Read through the listing below and return only the lines containing "placeholder".

GIVEN DATA:
┏━━

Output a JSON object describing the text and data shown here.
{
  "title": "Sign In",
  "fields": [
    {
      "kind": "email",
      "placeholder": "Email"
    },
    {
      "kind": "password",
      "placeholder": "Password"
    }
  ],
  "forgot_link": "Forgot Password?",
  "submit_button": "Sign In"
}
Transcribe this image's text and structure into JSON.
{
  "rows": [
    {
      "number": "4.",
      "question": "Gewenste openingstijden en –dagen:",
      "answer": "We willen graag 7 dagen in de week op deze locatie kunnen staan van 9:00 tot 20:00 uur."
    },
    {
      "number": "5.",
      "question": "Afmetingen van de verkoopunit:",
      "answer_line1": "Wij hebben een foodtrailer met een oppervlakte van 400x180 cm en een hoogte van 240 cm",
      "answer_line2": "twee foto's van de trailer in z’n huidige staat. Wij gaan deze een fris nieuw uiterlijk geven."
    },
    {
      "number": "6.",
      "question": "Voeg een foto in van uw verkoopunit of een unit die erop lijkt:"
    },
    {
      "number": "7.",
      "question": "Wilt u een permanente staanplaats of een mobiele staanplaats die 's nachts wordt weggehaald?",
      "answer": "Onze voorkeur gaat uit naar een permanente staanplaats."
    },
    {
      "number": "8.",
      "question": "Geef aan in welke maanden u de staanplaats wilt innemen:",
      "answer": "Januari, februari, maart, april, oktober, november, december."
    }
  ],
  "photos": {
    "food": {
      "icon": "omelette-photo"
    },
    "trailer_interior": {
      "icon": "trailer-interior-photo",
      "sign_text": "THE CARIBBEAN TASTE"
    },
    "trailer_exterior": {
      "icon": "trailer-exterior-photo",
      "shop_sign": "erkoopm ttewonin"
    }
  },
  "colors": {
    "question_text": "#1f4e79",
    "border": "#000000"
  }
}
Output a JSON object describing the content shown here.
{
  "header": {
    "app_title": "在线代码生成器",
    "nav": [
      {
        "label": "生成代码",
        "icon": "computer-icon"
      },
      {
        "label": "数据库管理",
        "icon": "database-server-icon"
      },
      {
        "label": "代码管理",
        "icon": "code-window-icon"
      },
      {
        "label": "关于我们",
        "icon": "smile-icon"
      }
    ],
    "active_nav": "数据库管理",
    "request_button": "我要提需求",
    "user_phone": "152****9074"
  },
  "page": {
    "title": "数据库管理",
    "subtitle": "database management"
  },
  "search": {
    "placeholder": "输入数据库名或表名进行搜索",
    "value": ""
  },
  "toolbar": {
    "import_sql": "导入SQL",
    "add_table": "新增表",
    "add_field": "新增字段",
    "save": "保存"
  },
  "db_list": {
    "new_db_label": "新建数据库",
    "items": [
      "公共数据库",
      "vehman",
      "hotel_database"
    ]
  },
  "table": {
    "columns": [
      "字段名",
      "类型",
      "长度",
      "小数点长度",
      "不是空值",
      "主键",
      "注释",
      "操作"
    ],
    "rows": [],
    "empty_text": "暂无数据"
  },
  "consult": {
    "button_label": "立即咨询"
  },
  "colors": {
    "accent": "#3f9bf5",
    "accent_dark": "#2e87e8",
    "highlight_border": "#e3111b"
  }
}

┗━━

ANSWER FOR THIS EXERCISE:
      "placeholder": "Email"
      "placeholder": "Password"
    "placeholder": "输入数据库名或表名进行搜索",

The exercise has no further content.